Saltmines or Salzwelten as it is in German is one of the top attractions in the picturesque town of Hallstatt. The town’s history itself is linked quite heavily with the salt mining since time immemorial
Salt mine Hallstatt tour guide
Your tour of the Hallstatt Salt Mine starts at the Knappenhaus, the building at the entrance to the mine.
As you enter, your knowledgeable tour guide will already be waiting to take you on an unforgettable journey into the past! Once you are underground, you will cover roughly 2 km on foot. Your tour concludes with a ride out on the mine train.
The first section of the tour will take you through the living quarters of the miners, giving you an insight into their daily lives. You will learn about the history of the salt mine, and discover the secrets of the ancient salt trade.
Then follow the footsteps of the miners as you traverse through the mine, exploring the mining operations and storage areas. You will see how the salt is extracted from the rock and used, and marvel at the workmanship of the miners and their machinery.
The tour will then take you further into the depths of the salt mine, where you will be able to experience the unique atmosphere. Here, you will learn about the spiritual and cultural importance of salt, and be able to take a moment to reflect on the incredible feat of human engineering that is the Hallstatt salt mine.
You leave with a greater appreciation for the incredible history of the salt mine and an unforgettable experience. You will also get to take home a souvenir of your amazing tour, as a reminder of your unforgettable journey into the past.
How deep is the salt mine in Hallstatt?
Individuals with basic equipment dug tunnels reaching 200 meters in depth within the mountain, constructing stairways to facilitate the extraction of “white gold” from deep within the mountain. The salt mine has a depth of 200 meters.
How long is Hallstatt saltmine tour?
When visiting the salt mine in Hallstatt, a tour typically lasts around 90 minutes. However, it’s important to keep in mind that the entire visit, including rides on the Salzbergbahn funicular up and down the mountain and a brief hike across the Hallstatt high valey to the entrance building outside the mine, will likely take at least 2 and a half hours.
What is the temperature in saltmine?
The temperature inside the salt mine typically falls between 7 and 10° Celsius. It is necessary to wear a warm jacket and sturdy shoes. We recommend warm jacket and sturdy shoes, even in hot summer there is cold.
Salt mine Hallstatt reviews
I definitely recommend visiting. It’s a great experience. You take the cable car if he doesn’t walk. A view of the town, you will walk further up the hill, there are various habitats along the way. Upstairs, you get a white suit, keep your stuff in the locker room – you’ll need it when you ride down the slide. In the mine, you will walk another part of the way, ride the slide 2x, the train 1x, you will also have a projection. It’s not difficult, only those who have some mobility problems can do it. Price/experience/value is good.
Interesting place and also a tour. When it’s raining outside, it’s the perfect place to spend time in the rain.

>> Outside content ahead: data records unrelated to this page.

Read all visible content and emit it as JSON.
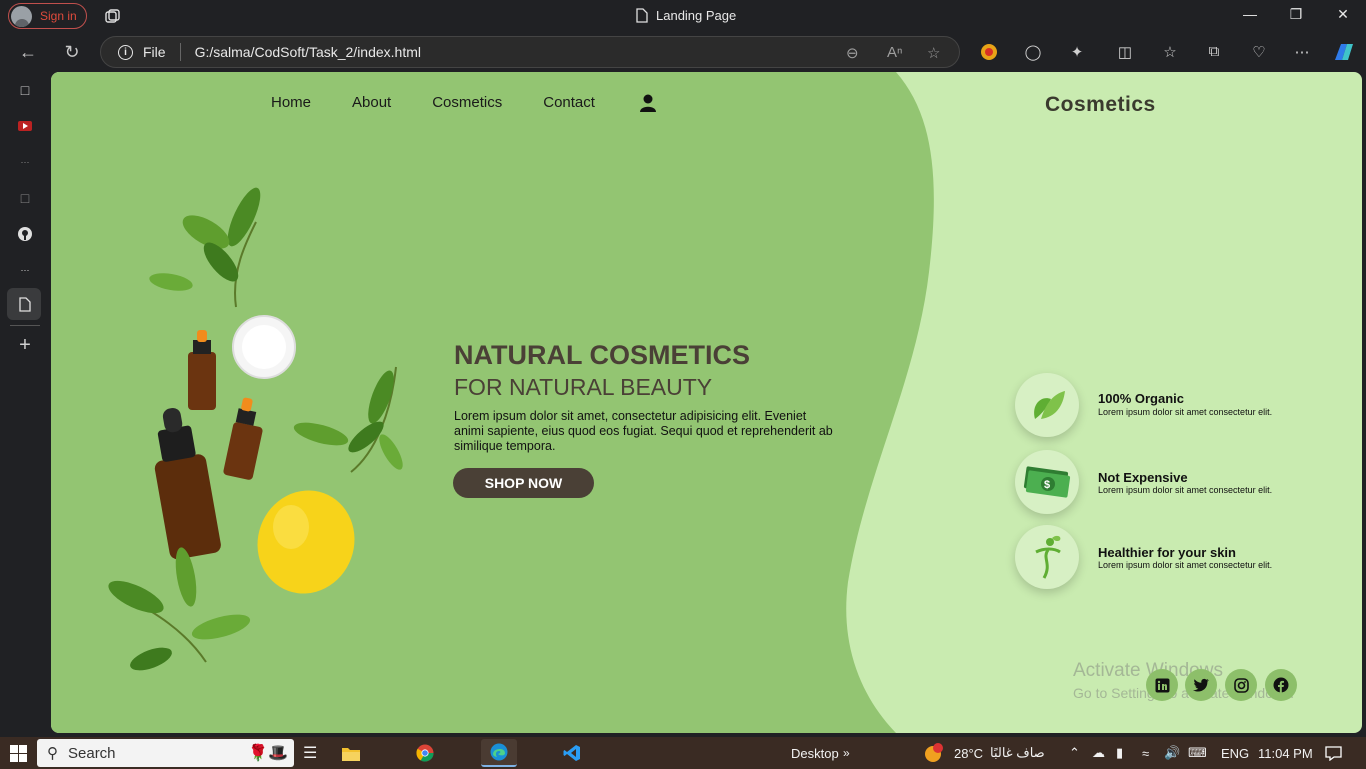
{
  "browser": {
    "signin_label": "Sign in",
    "tab_title": "Landing Page",
    "address_scheme": "File",
    "address_url": "G:/salma/CodSoft/Task_2/index.html"
  },
  "site": {
    "nav": [
      "Home",
      "About",
      "Cosmetics",
      "Contact"
    ],
    "brand": "Cosmetics",
    "hero": {
      "title": "NATURAL COSMETICS",
      "subtitle": "FOR NATURAL BEAUTY",
      "text": "Lorem ipsum dolor sit amet, consectetur adipisicing elit. Eveniet animi sapiente, eius quod eos fugiat. Sequi quod et reprehenderit ab similique tempora.",
      "button": "SHOP NOW"
    },
    "features": [
      {
        "title": "100% Organic",
        "desc": "Lorem ipsum dolor sit amet consectetur elit.",
        "icon": "leaf-icon"
      },
      {
        "title": "Not Expensive",
        "desc": "Lorem ipsum dolor sit amet consectetur elit.",
        "icon": "money-icon"
      },
      {
        "title": "Healthier for your skin",
        "desc": "Lorem ipsum dolor sit amet consectetur elit.",
        "icon": "healthy-person-icon"
      }
    ],
    "social": [
      "linkedin-icon",
      "twitter-icon",
      "instagram-icon",
      "facebook-icon"
    ],
    "colors": {
      "left_bg": "#93c572",
      "right_bg": "#c9ebb0",
      "dark": "#4a4036"
    }
  },
  "watermark": {
    "line1": "Activate Windows",
    "line2": "Go to Settings to activate Windows."
  },
  "taskbar": {
    "search_placeholder": "Search",
    "desktop_label": "Desktop",
    "weather_temp": "28°C",
    "weather_text": "صاف غالبًا",
    "lang": "ENG",
    "time": "11:04 PM",
    "notification_count": "1"
  }
}
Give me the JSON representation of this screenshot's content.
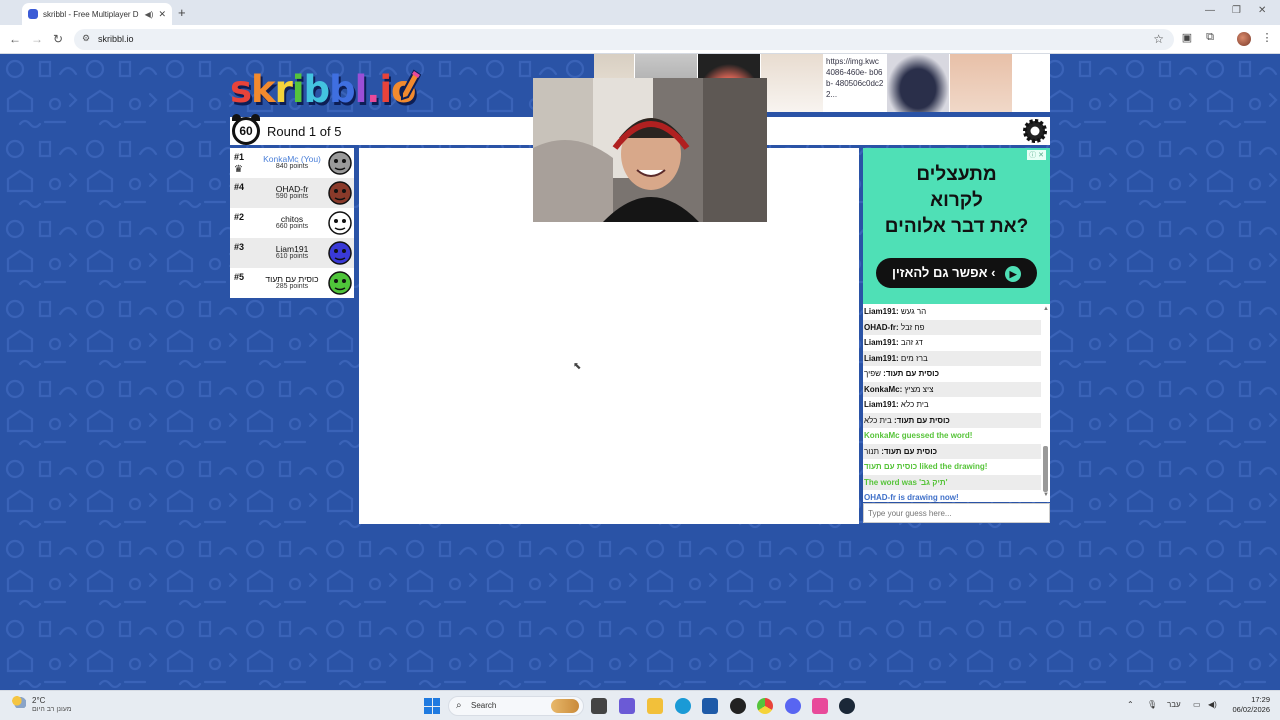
{
  "browser": {
    "tab_title": "skribbl - Free Multiplayer D",
    "url": "skribbl.io"
  },
  "game": {
    "logo_text": "skribbl.io",
    "logo_colors": [
      "#e8433a",
      "#f28a2e",
      "#f5d33a",
      "#55c43c",
      "#43c3e0",
      "#3f6fe0",
      "#9b4fd6",
      "#e84a9a",
      "#e8433a",
      "#f28a2e"
    ],
    "timer": "60",
    "round_text": "Round 1 of 5"
  },
  "ads_top": {
    "broken_image_text": "https://img.kwc 4086-460e- b06b- 480506c0dc22..."
  },
  "players": [
    {
      "rank": "#1",
      "name": "KonkaMc (You)",
      "points": "840 points",
      "you": true,
      "crown": true,
      "avatar_color": "#9a9a9a"
    },
    {
      "rank": "#4",
      "name": "OHAD-fr",
      "points": "590 points",
      "avatar_color": "#8a3a2a"
    },
    {
      "rank": "#2",
      "name": "chitos",
      "points": "660 points",
      "avatar_color": "#ffffff"
    },
    {
      "rank": "#3",
      "name": "Liam191",
      "points": "610 points",
      "avatar_color": "#3a3ad6"
    },
    {
      "rank": "#5",
      "name": "כוסית עם תעוד",
      "points": "285 points",
      "avatar_color": "#4fc43a"
    }
  ],
  "side_ad": {
    "line1": "מתעצלים",
    "line2": "לקרוא",
    "line3": "את דבר אלוהים?",
    "button": "אפשר גם להאזין"
  },
  "chat": {
    "messages": [
      {
        "name": "Liam191:",
        "text": "הר געש",
        "type": "normal"
      },
      {
        "name": "OHAD-fr:",
        "text": "פח זבל",
        "type": "normal"
      },
      {
        "name": "Liam191:",
        "text": "דג זהב",
        "type": "normal"
      },
      {
        "name": "Liam191:",
        "text": "ברז מים",
        "type": "normal"
      },
      {
        "name": "כוסית עם תעוד:",
        "text": "שפיך",
        "type": "normal"
      },
      {
        "name": "KonkaMc:",
        "text": "ציצ מציץ",
        "type": "normal"
      },
      {
        "name": "Liam191:",
        "text": "בית כלא",
        "type": "normal"
      },
      {
        "name": "כוסית עם תעוד:",
        "text": "בית כלא",
        "type": "normal"
      },
      {
        "name": "",
        "text": "KonkaMc guessed the word!",
        "type": "green"
      },
      {
        "name": "כוסית עם תעוד:",
        "text": "תנור",
        "type": "normal"
      },
      {
        "name": "",
        "text": "כוסית עם תעוד liked the drawing!",
        "type": "green"
      },
      {
        "name": "",
        "text": "The word was 'תיק גב'",
        "type": "green"
      },
      {
        "name": "",
        "text": "OHAD-fr is drawing now!",
        "type": "blue"
      }
    ],
    "input_placeholder": "Type your guess here..."
  },
  "taskbar": {
    "temp": "2°C",
    "weather_desc": "מעונן רב היום",
    "search_label": "Search",
    "lang": "עבר",
    "time": "17:29",
    "date": "06/02/2026"
  }
}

You can download a free audio guide to your smartphone, but you need your own headphones. We couldn’t buy them anywhere (we didn’t have our own). The guide speaks German and English alternately.
Great. We liked it a lot. Since it was raining heavily outside, we were happy to hide inside the mine. We took the cogwheel up from Hallstatt, then about 15 minutes of leisurely walking with a wonderful view. There was quite a lot of interest in the mine, it is not a problem to form a nice queue.
What else to see around the salt mine
In the vicinity of the salt mine, don’t forget to visit the World Heritage Skywalk to see the view over the Hallstatt lake. You can jump for refreshments in Rudolph’s Tower or just walk down to Hallstatt through the waterfalls or Echerntal valley back to Market square. Visit the Hallstatt Museum to learn more about Hallstatt area history.
If you’re looking for a more authentic experience, I suggest staying in Obertraun, Bad Aussee or Bad Ischl and visiting Hallstatt early in the morning before the crowds arrive. I come here quite often to experience Hallstatt in different times of the year. See spring Hallstatt, winter Hallstatt or Christmas time in Hallstatt.